Getting tired of all the tourists? Petite Martinique (PM), the northernmost outpost of Grenada, is small and authentic without a tourist bone in its body. I love to overnight here, take a long walk, and have a meal ashore. It is a good place to look for bargains on beer, liquor, and wine. The inhabitants live by boatbuilding and seafaring (and, in days of old, smuggling). Fishing has always been important, and currently, long-line tuna fishing is very successful. Many vessels lie at anchor and the docks are far busier than the roads. The fancy new houses are recent, but some of the older wooden pitched-roof houses are photogenic, especially at the eastern end of the island. PM is larger than it looks. If you turn right from the dock the road winds round the south side of the island. It is possible to walk all the way around, but the eastern part is a thorny scramble with no real trail. You will find the people here friendly and welcoming, and the island has several shops and a restaurant. For the adventurous explorer and snorkeller Fota and Petite Dominique are within range of a seaworthy dinghy.

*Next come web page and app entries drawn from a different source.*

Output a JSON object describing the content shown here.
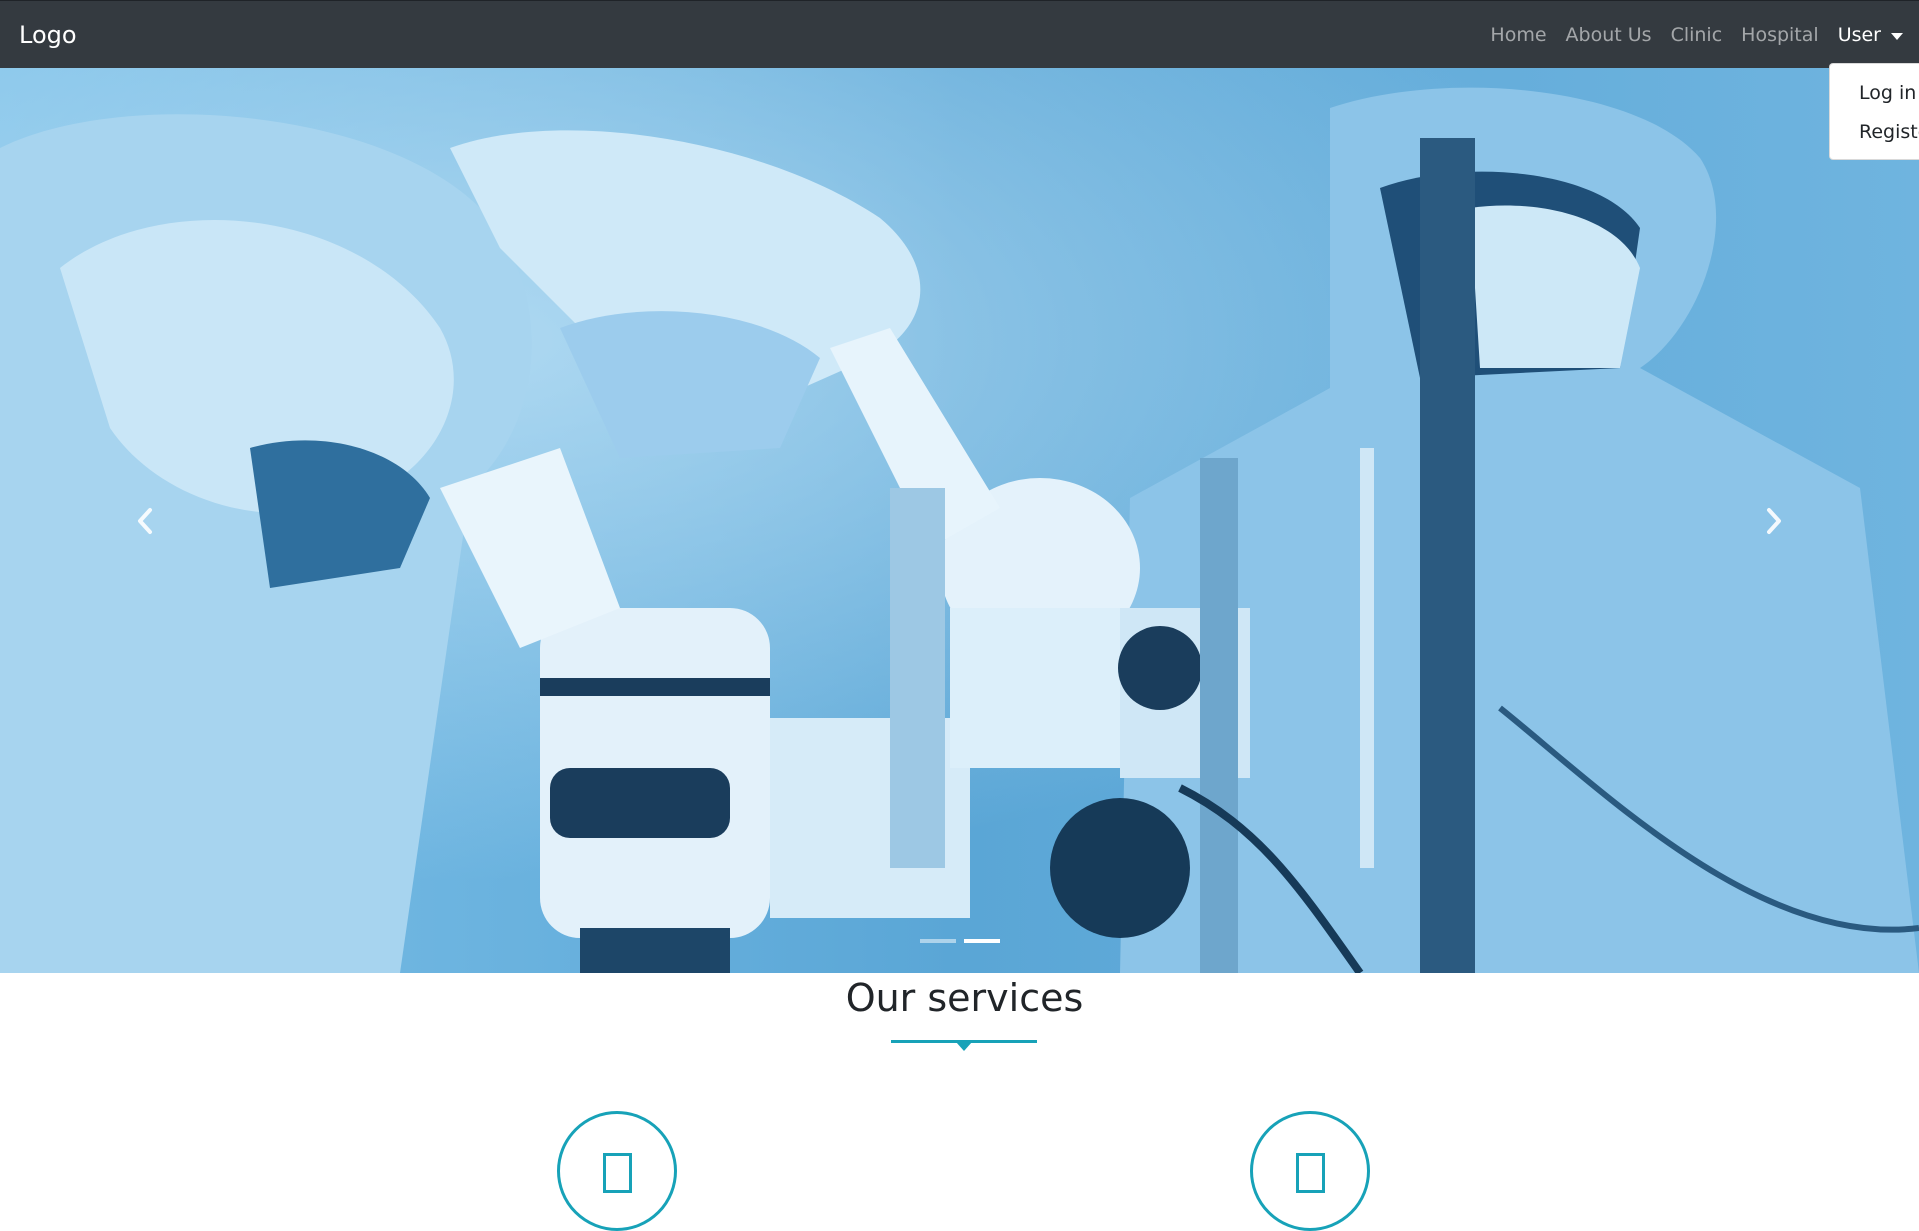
{
  "navbar": {
    "brand": "Logo",
    "links": [
      "Home",
      "About Us",
      "Clinic",
      "Hospital"
    ],
    "user_label": "User"
  },
  "dropdown": {
    "items": [
      "Log in",
      "Register"
    ]
  },
  "carousel": {
    "slide_count": 2,
    "active_slide": 2
  },
  "services": {
    "title": "Our services"
  },
  "colors": {
    "navbar_bg": "#343a40",
    "accent": "#17a2b8",
    "hero_tint": "#5ea9d9"
  }
}
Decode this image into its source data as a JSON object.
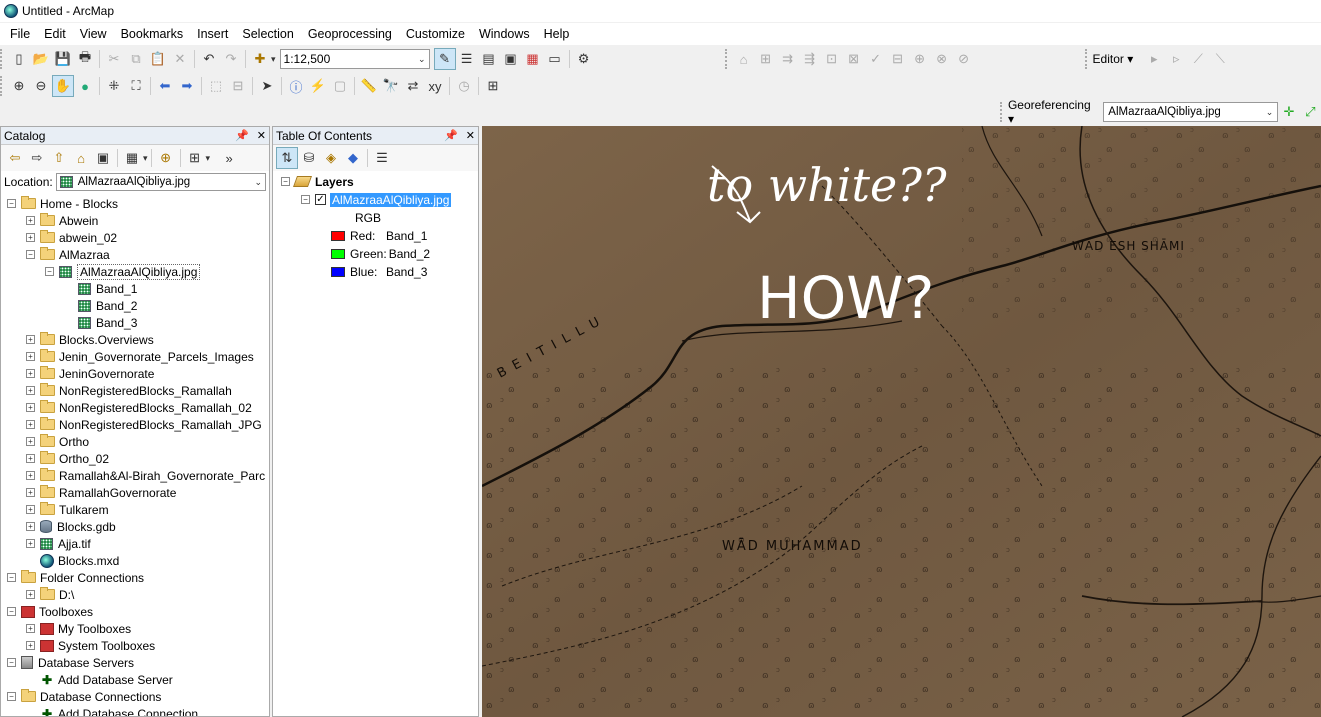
{
  "window": {
    "title": "Untitled - ArcMap"
  },
  "menu": [
    "File",
    "Edit",
    "View",
    "Bookmarks",
    "Insert",
    "Selection",
    "Geoprocessing",
    "Customize",
    "Windows",
    "Help"
  ],
  "toolbar": {
    "scale": "1:12,500",
    "editor_label": "Editor ▾"
  },
  "georeferencing": {
    "label": "Georeferencing ▾",
    "layer": "AlMazraaAlQibliya.jpg"
  },
  "catalog": {
    "title": "Catalog",
    "location_label": "Location:",
    "location_value": "AlMazraaAlQibliya.jpg",
    "items": [
      {
        "label": "Home - Blocks",
        "icon": "folder-icon",
        "level": 0,
        "toggle": "minus"
      },
      {
        "label": "Abwein",
        "icon": "folder-icon",
        "level": 1,
        "toggle": "plus"
      },
      {
        "label": "abwein_02",
        "icon": "folder-icon",
        "level": 1,
        "toggle": "plus"
      },
      {
        "label": "AlMazraa",
        "icon": "folder-icon",
        "level": 1,
        "toggle": "minus"
      },
      {
        "label": "AlMazraaAlQibliya.jpg",
        "icon": "raster-icon",
        "level": 2,
        "toggle": "minus",
        "selected": true
      },
      {
        "label": "Band_1",
        "icon": "raster-icon",
        "level": 3,
        "toggle": ""
      },
      {
        "label": "Band_2",
        "icon": "raster-icon",
        "level": 3,
        "toggle": ""
      },
      {
        "label": "Band_3",
        "icon": "raster-icon",
        "level": 3,
        "toggle": ""
      },
      {
        "label": "Blocks.Overviews",
        "icon": "folder-icon",
        "level": 1,
        "toggle": "plus"
      },
      {
        "label": "Jenin_Governorate_Parcels_Images",
        "icon": "folder-icon",
        "level": 1,
        "toggle": "plus"
      },
      {
        "label": "JeninGovernorate",
        "icon": "folder-icon",
        "level": 1,
        "toggle": "plus"
      },
      {
        "label": "NonRegisteredBlocks_Ramallah",
        "icon": "folder-icon",
        "level": 1,
        "toggle": "plus"
      },
      {
        "label": "NonRegisteredBlocks_Ramallah_02",
        "icon": "folder-icon",
        "level": 1,
        "toggle": "plus"
      },
      {
        "label": "NonRegisteredBlocks_Ramallah_JPG",
        "icon": "folder-icon",
        "level": 1,
        "toggle": "plus"
      },
      {
        "label": "Ortho",
        "icon": "folder-icon",
        "level": 1,
        "toggle": "plus"
      },
      {
        "label": "Ortho_02",
        "icon": "folder-icon",
        "level": 1,
        "toggle": "plus"
      },
      {
        "label": "Ramallah&Al-Birah_Governorate_Parc",
        "icon": "folder-icon",
        "level": 1,
        "toggle": "plus"
      },
      {
        "label": "RamallahGovernorate",
        "icon": "folder-icon",
        "level": 1,
        "toggle": "plus"
      },
      {
        "label": "Tulkarem",
        "icon": "folder-icon",
        "level": 1,
        "toggle": "plus"
      },
      {
        "label": "Blocks.gdb",
        "icon": "geodatabase-icon",
        "level": 1,
        "toggle": "plus"
      },
      {
        "label": "Ajja.tif",
        "icon": "raster-icon",
        "level": 1,
        "toggle": "plus"
      },
      {
        "label": "Blocks.mxd",
        "icon": "map-document-icon",
        "level": 1,
        "toggle": ""
      },
      {
        "label": "Folder Connections",
        "icon": "folder-icon",
        "level": 0,
        "toggle": "minus"
      },
      {
        "label": "D:\\",
        "icon": "folder-icon",
        "level": 1,
        "toggle": "plus"
      },
      {
        "label": "Toolboxes",
        "icon": "toolbox-icon",
        "level": 0,
        "toggle": "minus"
      },
      {
        "label": "My Toolboxes",
        "icon": "toolbox-icon",
        "level": 1,
        "toggle": "plus"
      },
      {
        "label": "System Toolboxes",
        "icon": "toolbox-icon",
        "level": 1,
        "toggle": "plus"
      },
      {
        "label": "Database Servers",
        "icon": "database-server-icon",
        "level": 0,
        "toggle": "minus"
      },
      {
        "label": "Add Database Server",
        "icon": "add-icon",
        "level": 1,
        "toggle": ""
      },
      {
        "label": "Database Connections",
        "icon": "folder-icon",
        "level": 0,
        "toggle": "minus"
      },
      {
        "label": "Add Database Connection",
        "icon": "add-icon",
        "level": 1,
        "toggle": ""
      }
    ]
  },
  "toc": {
    "title": "Table Of Contents",
    "layers_label": "Layers",
    "layer_name": "AlMazraaAlQibliya.jpg",
    "rgb_label": "RGB",
    "bands": [
      {
        "channel": "Red:",
        "band": "Band_1",
        "color": "#ff0000"
      },
      {
        "channel": "Green:",
        "band": "Band_2",
        "color": "#00ff00"
      },
      {
        "channel": "Blue:",
        "band": "Band_3",
        "color": "#0000ff"
      }
    ]
  },
  "map": {
    "annotation_1": "to white??",
    "annotation_2": "HOW?",
    "labels": {
      "wad_esh_shami": "WĀD ESH SHĀMI",
      "beitillu": "B E I T I L L U",
      "wad_muhammad": "WĀD MUHAMMAD"
    },
    "background_color": "#735c44"
  }
}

If you come from Carriacou and are returning to Grenada, leaving from PM sets you up for a good sail down Grenada’s East coast.
The holding in PM is in soft mud and not always easy. Use plenty of scope, and if it is blowing hard, use your engine to keep the boat in place to allow the anchor time to sink into the mud before you put strain on it.
The best thing is to eat at the Palm Beach Restaurant, then you may pick up one of their two free customer moorings off their dock, both marked with a tall red flag attached to the end of the mooring line (just lift the flag and the line comes with it). For customers wishing to stay longer than a couple nights, and for non-customers, they charge $50 EC per night for the moorings.
If you do have a problem, a big, shallow (8- to 12-foot deep) patch of easy anchoring sand is clearly visible about half a mile north and a little east of the docks. It is a fair dinghy ride in, but okay.